[Web page and app entries]
▼▼▼
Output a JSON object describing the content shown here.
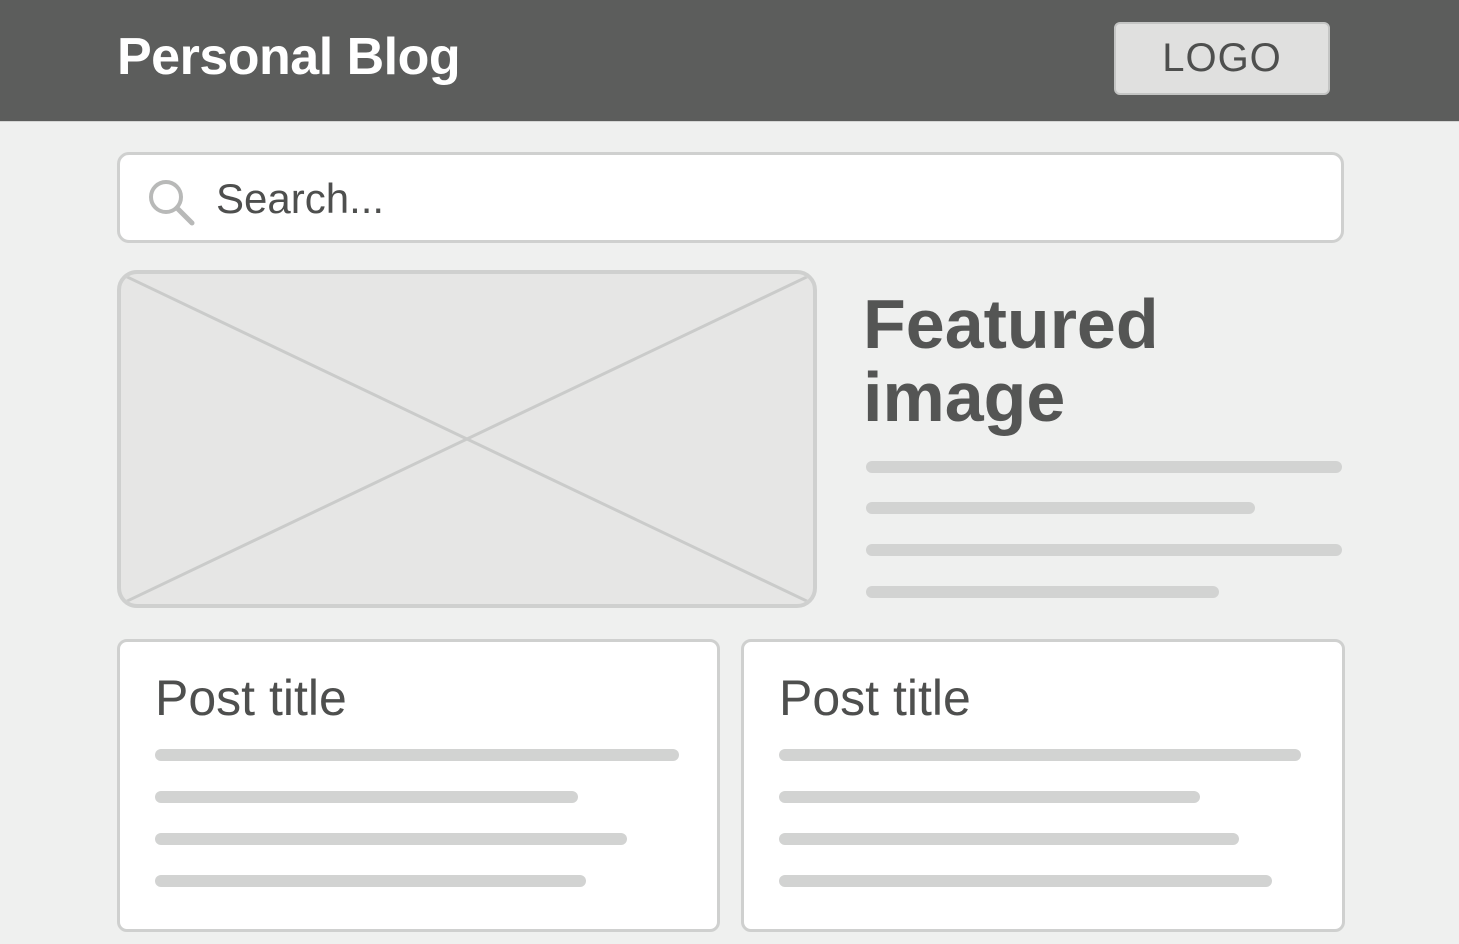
{
  "header": {
    "site_title": "Personal Blog",
    "logo_label": "LOGO"
  },
  "search": {
    "placeholder": "Search...",
    "icon": "search-icon"
  },
  "featured": {
    "image_icon": "image-placeholder-icon",
    "heading": "Featured image"
  },
  "posts": [
    {
      "title": "Post title"
    },
    {
      "title": "Post title"
    }
  ],
  "colors": {
    "header_bg": "#5c5d5c",
    "page_bg": "#eff0ef",
    "placeholder_line": "#d2d3d2",
    "border": "#cfd0cf",
    "text_dark": "#4e4f4e"
  }
}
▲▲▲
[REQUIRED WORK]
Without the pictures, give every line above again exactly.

[SOLUTION TO THIS TASK]
Output a JSON object describing the content shown here.
{
  "header": {
    "site_title": "Personal Blog",
    "logo_label": "LOGO"
  },
  "search": {
    "placeholder": "Search...",
    "icon": "search-icon"
  },
  "featured": {
    "image_icon": "image-placeholder-icon",
    "heading": "Featured image"
  },
  "posts": [
    {
      "title": "Post title"
    },
    {
      "title": "Post title"
    }
  ],
  "colors": {
    "header_bg": "#5c5d5c",
    "page_bg": "#eff0ef",
    "placeholder_line": "#d2d3d2",
    "border": "#cfd0cf",
    "text_dark": "#4e4f4e"
  }
}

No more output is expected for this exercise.